Just like last month, I’ve divided this round-up of April’s stories about language and translation into two sections: links that are either related or unrelated to COVID. Take your pick, or read both parts!
- During lockdown you may find yourself at a loose end (if you’re in the UK) or at loose ends (if you’re in the US). Lynne Murphy took a closer look. She also examined how the expression “on the up-and-up” means different things in the two countries.
- The Literature Translation Institute of Korea is to start an education programme to teach professional translators how to translate Korean movies and webtoons into English, Spanish & Vietnamese.
- Gendered language: how is Artificial Intelligence revealing media bias?
- Cambridge Words wrote about the ways we talk about things that don’t change as well as the language of warnings.
- How are young people redefining “transgender” and “nonbinary”?
- How can music boost your productivity when working from home?
- 50 funny Scottish slang words translated into English.
- “There’s a big difference between working from home because you choose to and being told you can’t go out” says Claire Cox in her latest blog post.
- From discrimination to language, a variety of factors are affecting different groups’ vulnerability to coronavirus.
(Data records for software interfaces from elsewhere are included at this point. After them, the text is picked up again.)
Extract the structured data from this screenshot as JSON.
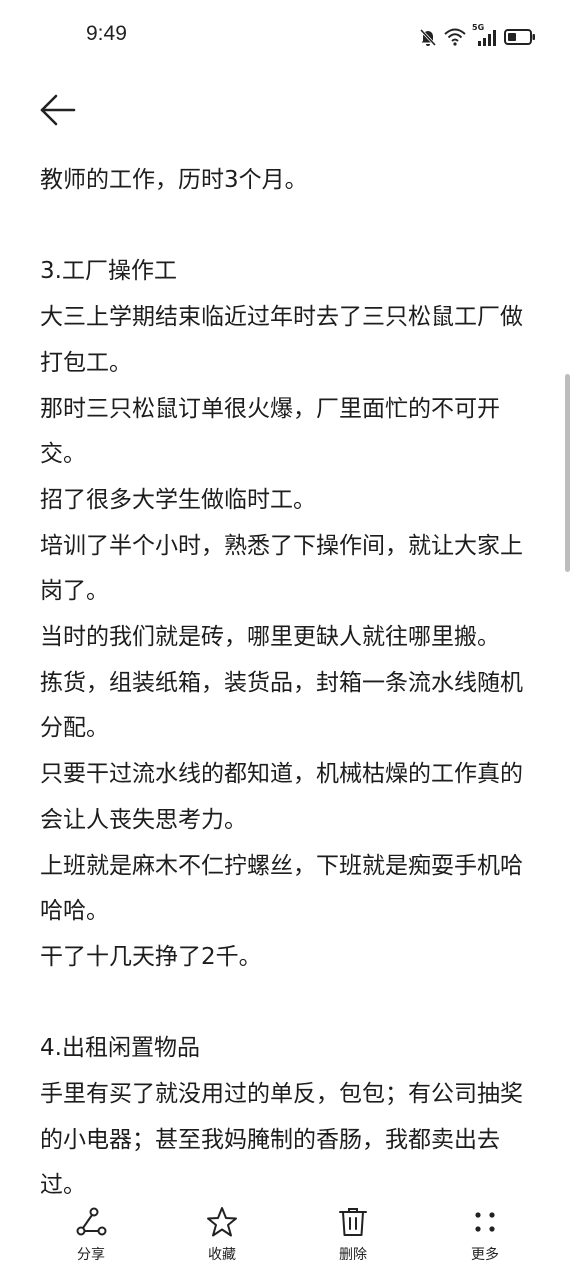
{
  "status_bar": {
    "time": "9:49",
    "icons": [
      "mute-bell-icon",
      "wifi-icon",
      "5g-signal-icon",
      "battery-icon"
    ],
    "network_label": "5G"
  },
  "toolbar": {
    "back_icon": "arrow-left-icon"
  },
  "note": {
    "paragraphs": [
      "教师的工作，历时3个月。",
      "",
      "3.工厂操作工",
      "大三上学期结束临近过年时去了三只松鼠工厂做打包工。",
      "那时三只松鼠订单很火爆，厂里面忙的不可开交。",
      "招了很多大学生做临时工。",
      "培训了半个小时，熟悉了下操作间，就让大家上岗了。",
      "当时的我们就是砖，哪里更缺人就往哪里搬。",
      "拣货，组装纸箱，装货品，封箱一条流水线随机分配。",
      "只要干过流水线的都知道，机械枯燥的工作真的会让人丧失思考力。",
      "上班就是麻木不仁拧螺丝，下班就是痴耍手机哈哈哈。",
      "干了十几天挣了2千。",
      "",
      "4.出租闲置物品",
      "手里有买了就没用过的单反，包包；有公司抽奖的小电器；甚至我妈腌制的香肠，我都卖出去过。"
    ]
  },
  "bottom_bar": {
    "share_label": "分享",
    "favorite_label": "收藏",
    "delete_label": "删除",
    "more_label": "更多"
  }
}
- Governments around the world are grappling with how to deliver important guidelines on minimising the spread of COVID-19
- Is your pandemic parlance up to scratch?
- Coronavirus has “radically affected the language Russians speak“.
- FIT-Europe and its partners have released the results of their second survey on how COVID-19 is impacting independent translation and interpreting professionals in Europe.
- Etymology: find out how coronaviruses and 31 other infectious diseases and viruses got their names.